(Element data from apps and pages)

------------------------------------

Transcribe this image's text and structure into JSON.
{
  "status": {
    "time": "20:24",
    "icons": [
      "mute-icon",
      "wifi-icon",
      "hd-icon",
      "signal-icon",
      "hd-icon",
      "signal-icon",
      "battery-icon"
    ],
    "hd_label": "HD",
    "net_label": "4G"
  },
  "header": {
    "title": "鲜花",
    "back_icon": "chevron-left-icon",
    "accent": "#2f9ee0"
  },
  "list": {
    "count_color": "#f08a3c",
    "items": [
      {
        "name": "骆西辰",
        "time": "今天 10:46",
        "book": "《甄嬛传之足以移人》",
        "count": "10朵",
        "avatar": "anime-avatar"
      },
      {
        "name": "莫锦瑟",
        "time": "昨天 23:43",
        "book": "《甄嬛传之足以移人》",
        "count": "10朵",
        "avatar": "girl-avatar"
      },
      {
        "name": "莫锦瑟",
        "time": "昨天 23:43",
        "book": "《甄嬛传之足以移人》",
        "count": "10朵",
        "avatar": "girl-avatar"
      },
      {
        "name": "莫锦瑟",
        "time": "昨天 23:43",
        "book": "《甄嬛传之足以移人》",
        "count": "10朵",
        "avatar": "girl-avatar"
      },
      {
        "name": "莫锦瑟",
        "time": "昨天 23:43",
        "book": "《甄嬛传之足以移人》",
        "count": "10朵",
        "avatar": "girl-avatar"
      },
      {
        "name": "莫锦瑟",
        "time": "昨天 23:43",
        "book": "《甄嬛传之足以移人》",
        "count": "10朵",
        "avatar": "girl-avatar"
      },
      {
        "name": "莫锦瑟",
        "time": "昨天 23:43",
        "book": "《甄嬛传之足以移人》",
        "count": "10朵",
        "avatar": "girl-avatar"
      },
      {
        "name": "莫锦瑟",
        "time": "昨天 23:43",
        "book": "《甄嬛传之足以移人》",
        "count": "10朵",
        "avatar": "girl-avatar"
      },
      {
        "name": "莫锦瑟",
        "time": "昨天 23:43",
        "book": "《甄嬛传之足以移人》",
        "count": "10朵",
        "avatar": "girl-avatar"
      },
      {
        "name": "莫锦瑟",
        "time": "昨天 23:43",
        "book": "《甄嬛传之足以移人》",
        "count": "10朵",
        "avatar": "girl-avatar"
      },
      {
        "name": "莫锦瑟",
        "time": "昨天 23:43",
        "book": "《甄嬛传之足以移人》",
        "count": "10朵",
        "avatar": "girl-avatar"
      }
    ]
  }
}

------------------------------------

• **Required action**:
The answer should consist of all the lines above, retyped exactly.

• **Output below**:
Transcribe this image's text and structure into JSON.
{
  "status": {
    "time": "20:24",
    "icons": [
      "mute-icon",
      "wifi-icon",
      "hd-icon",
      "signal-icon",
      "hd-icon",
      "signal-icon",
      "battery-icon"
    ],
    "hd_label": "HD",
    "net_label": "4G"
  },
  "header": {
    "title": "鲜花",
    "back_icon": "chevron-left-icon",
    "accent": "#2f9ee0"
  },
  "list": {
    "count_color": "#f08a3c",
    "items": [
      {
        "name": "骆西辰",
        "time": "今天 10:46",
        "book": "《甄嬛传之足以移人》",
        "count": "10朵",
        "avatar": "anime-avatar"
      },
      {
        "name": "莫锦瑟",
        "time": "昨天 23:43",
        "book": "《甄嬛传之足以移人》",
        "count": "10朵",
        "avatar": "girl-avatar"
      },
      {
        "name": "莫锦瑟",
        "time": "昨天 23:43",
        "book": "《甄嬛传之足以移人》",
        "count": "10朵",
        "avatar": "girl-avatar"
      },
      {
        "name": "莫锦瑟",
        "time": "昨天 23:43",
        "book": "《甄嬛传之足以移人》",
        "count": "10朵",
        "avatar": "girl-avatar"
      },
      {
        "name": "莫锦瑟",
        "time": "昨天 23:43",
        "book": "《甄嬛传之足以移人》",
        "count": "10朵",
        "avatar": "girl-avatar"
      },
      {
        "name": "莫锦瑟",
        "time": "昨天 23:43",
        "book": "《甄嬛传之足以移人》",
        "count": "10朵",
        "avatar": "girl-avatar"
      },
      {
        "name": "莫锦瑟",
        "time": "昨天 23:43",
        "book": "《甄嬛传之足以移人》",
        "count": "10朵",
        "avatar": "girl-avatar"
      },
      {
        "name": "莫锦瑟",
        "time": "昨天 23:43",
        "book": "《甄嬛传之足以移人》",
        "count": "10朵",
        "avatar": "girl-avatar"
      },
      {
        "name": "莫锦瑟",
        "time": "昨天 23:43",
        "book": "《甄嬛传之足以移人》",
        "count": "10朵",
        "avatar": "girl-avatar"
      },
      {
        "name": "莫锦瑟",
        "time": "昨天 23:43",
        "book": "《甄嬛传之足以移人》",
        "count": "10朵",
        "avatar": "girl-avatar"
      },
      {
        "name": "莫锦瑟",
        "time": "昨天 23:43",
        "book": "《甄嬛传之足以移人》",
        "count": "10朵",
        "avatar": "girl-avatar"
      }
    ]
  }
}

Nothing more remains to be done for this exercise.